(Data about app and page elements)
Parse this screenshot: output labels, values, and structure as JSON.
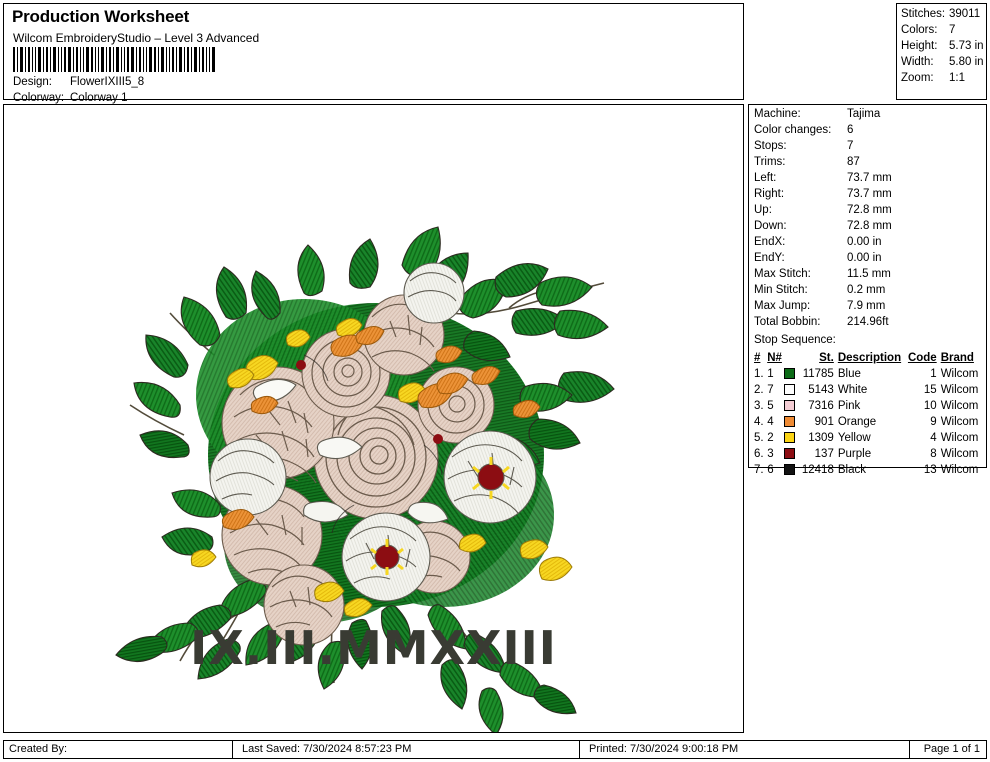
{
  "header": {
    "title": "Production Worksheet",
    "product": "Wilcom EmbroideryStudio – Level 3 Advanced",
    "design_label": "Design:",
    "design_value": "FlowerIXIII5_8",
    "colorway_label": "Colorway:",
    "colorway_value": "Colorway 1",
    "barcode_name": "barcode"
  },
  "stats": [
    {
      "key": "Stitches:",
      "value": "39011"
    },
    {
      "key": "Colors:",
      "value": "7"
    },
    {
      "key": "Height:",
      "value": "5.73 in"
    },
    {
      "key": "Width:",
      "value": "5.80 in"
    },
    {
      "key": "Zoom:",
      "value": "1:1"
    }
  ],
  "info": [
    {
      "key": "Machine:",
      "value": "Tajima"
    },
    {
      "key": "Color changes:",
      "value": "6"
    },
    {
      "key": "Stops:",
      "value": "7"
    },
    {
      "key": "Trims:",
      "value": "87"
    },
    {
      "key": "Left:",
      "value": "73.7 mm"
    },
    {
      "key": "Right:",
      "value": "73.7 mm"
    },
    {
      "key": "Up:",
      "value": "72.8 mm"
    },
    {
      "key": "Down:",
      "value": "72.8 mm"
    },
    {
      "key": "EndX:",
      "value": "0.00 in"
    },
    {
      "key": "EndY:",
      "value": "0.00 in"
    },
    {
      "key": "Max Stitch:",
      "value": "11.5 mm"
    },
    {
      "key": "Min Stitch:",
      "value": "0.2 mm"
    },
    {
      "key": "Max Jump:",
      "value": "7.9 mm"
    },
    {
      "key": "Total Bobbin:",
      "value": "214.96ft"
    }
  ],
  "stop_sequence": {
    "title": "Stop Sequence:",
    "columns": [
      "#",
      "N#",
      "",
      "St.",
      "Description",
      "Code",
      "Brand"
    ],
    "rows": [
      {
        "num": "1.",
        "n": "1",
        "color": "#0b6b16",
        "stitches": "11785",
        "description": "Blue",
        "code": "1",
        "brand": "Wilcom"
      },
      {
        "num": "2.",
        "n": "7",
        "color": "#fdfdfd",
        "stitches": "5143",
        "description": "White",
        "code": "15",
        "brand": "Wilcom"
      },
      {
        "num": "3.",
        "n": "5",
        "color": "#f4cdd4",
        "stitches": "7316",
        "description": "Pink",
        "code": "10",
        "brand": "Wilcom"
      },
      {
        "num": "4.",
        "n": "4",
        "color": "#ef8b34",
        "stitches": "901",
        "description": "Orange",
        "code": "9",
        "brand": "Wilcom"
      },
      {
        "num": "5.",
        "n": "2",
        "color": "#fbd414",
        "stitches": "1309",
        "description": "Yellow",
        "code": "4",
        "brand": "Wilcom"
      },
      {
        "num": "6.",
        "n": "3",
        "color": "#8c0d12",
        "stitches": "137",
        "description": "Purple",
        "code": "8",
        "brand": "Wilcom"
      },
      {
        "num": "7.",
        "n": "6",
        "color": "#121212",
        "stitches": "12418",
        "description": "Black",
        "code": "13",
        "brand": "Wilcom"
      }
    ]
  },
  "design": {
    "roman_numerals": "IX.III.MMXXIII",
    "artwork_name": "floral-bouquet-embroidery",
    "palette": {
      "leaf_green": "#1a8a2a",
      "leaf_green_dark": "#0b6b16",
      "petal_pink": "#e3cfc3",
      "petal_white": "#f2f2ee",
      "yellow": "#f5d415",
      "orange": "#e8912f",
      "purple": "#8c0d12",
      "outline": "#3a2f2a",
      "text_dark": "#393b33"
    }
  },
  "footer": {
    "created_by": "Created By:",
    "last_saved": "Last Saved: 7/30/2024 8:57:23 PM",
    "printed": "Printed: 7/30/2024 9:00:18 PM",
    "page": "Page 1 of 1"
  }
}
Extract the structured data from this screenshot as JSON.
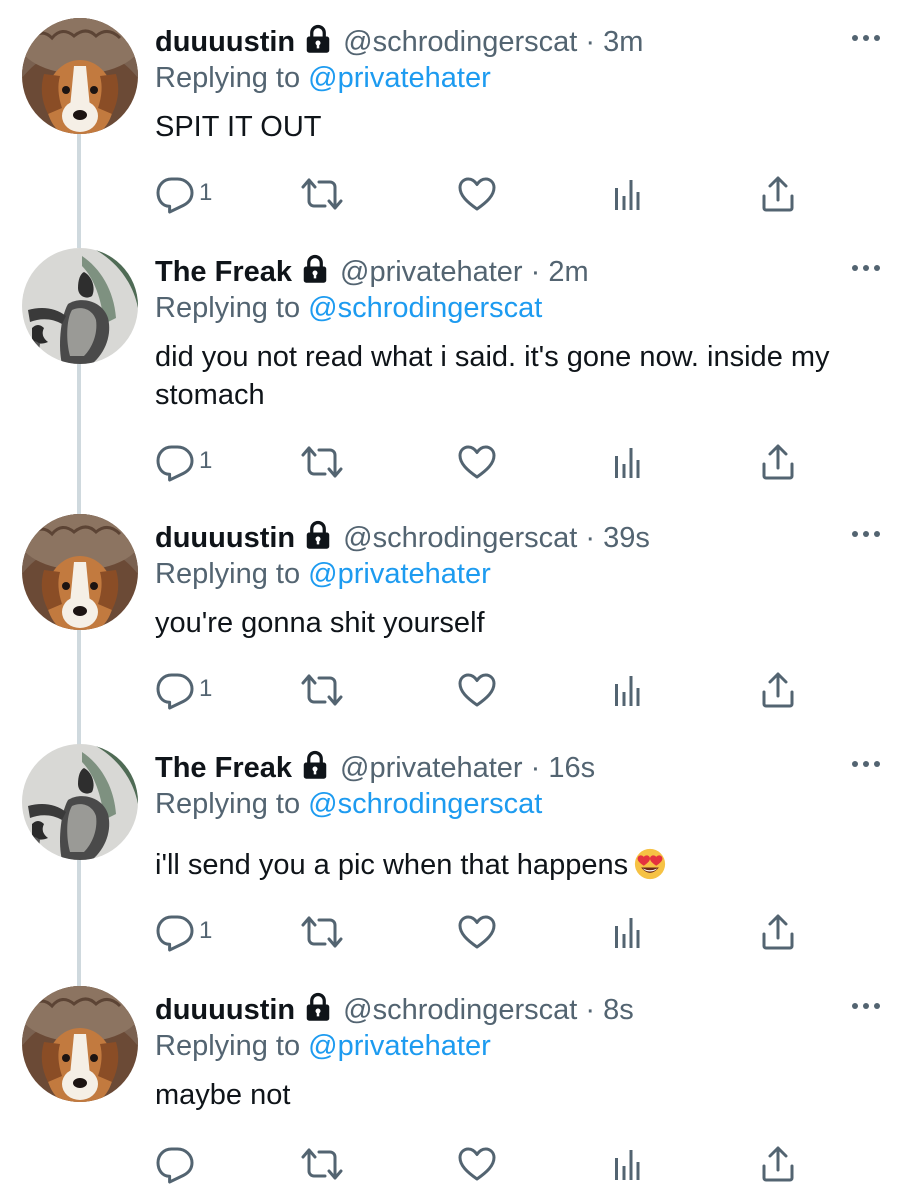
{
  "tweets": [
    {
      "name": "duuuustin",
      "handle": "@schrodingerscat",
      "separator": "·",
      "time": "3m",
      "replying_prefix": "Replying to",
      "replying_to": "@privatehater",
      "text": "SPIT IT OUT",
      "reply_count": "1",
      "avatar": "dog-in-fur-hat"
    },
    {
      "name": "The Freak",
      "handle": "@privatehater",
      "separator": "·",
      "time": "2m",
      "replying_prefix": "Replying to",
      "replying_to": "@schrodingerscat",
      "text": "did you not read what i said. it's gone now. inside my stomach",
      "reply_count": "1",
      "avatar": "engraving-figure"
    },
    {
      "name": "duuuustin",
      "handle": "@schrodingerscat",
      "separator": "·",
      "time": "39s",
      "replying_prefix": "Replying to",
      "replying_to": "@privatehater",
      "text": "you're gonna shit yourself",
      "reply_count": "1",
      "avatar": "dog-in-fur-hat"
    },
    {
      "name": "The Freak",
      "handle": "@privatehater",
      "separator": "·",
      "time": "16s",
      "replying_prefix": "Replying to",
      "replying_to": "@schrodingerscat",
      "text": "i'll send you a pic when that happens",
      "text_emoji": "heart-eyes-emoji",
      "reply_count": "1",
      "avatar": "engraving-figure"
    },
    {
      "name": "duuuustin",
      "handle": "@schrodingerscat",
      "separator": "·",
      "time": "8s",
      "replying_prefix": "Replying to",
      "replying_to": "@privatehater",
      "text": "maybe not",
      "reply_count": "",
      "avatar": "dog-in-fur-hat"
    }
  ],
  "icons": {
    "lock": "lock-icon",
    "more": "more-icon",
    "reply": "reply-icon",
    "retweet": "retweet-icon",
    "like": "like-icon",
    "views": "analytics-icon",
    "share": "share-icon"
  },
  "colors": {
    "text": "#0f1419",
    "secondary": "#536471",
    "link": "#1d9bf0",
    "thread_line": "#cfd9de"
  }
}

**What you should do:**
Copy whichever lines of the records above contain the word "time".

**Response:**
      "time": "3m",
      "time": "2m",
      "time": "39s",
      "time": "16s",
      "time": "8s",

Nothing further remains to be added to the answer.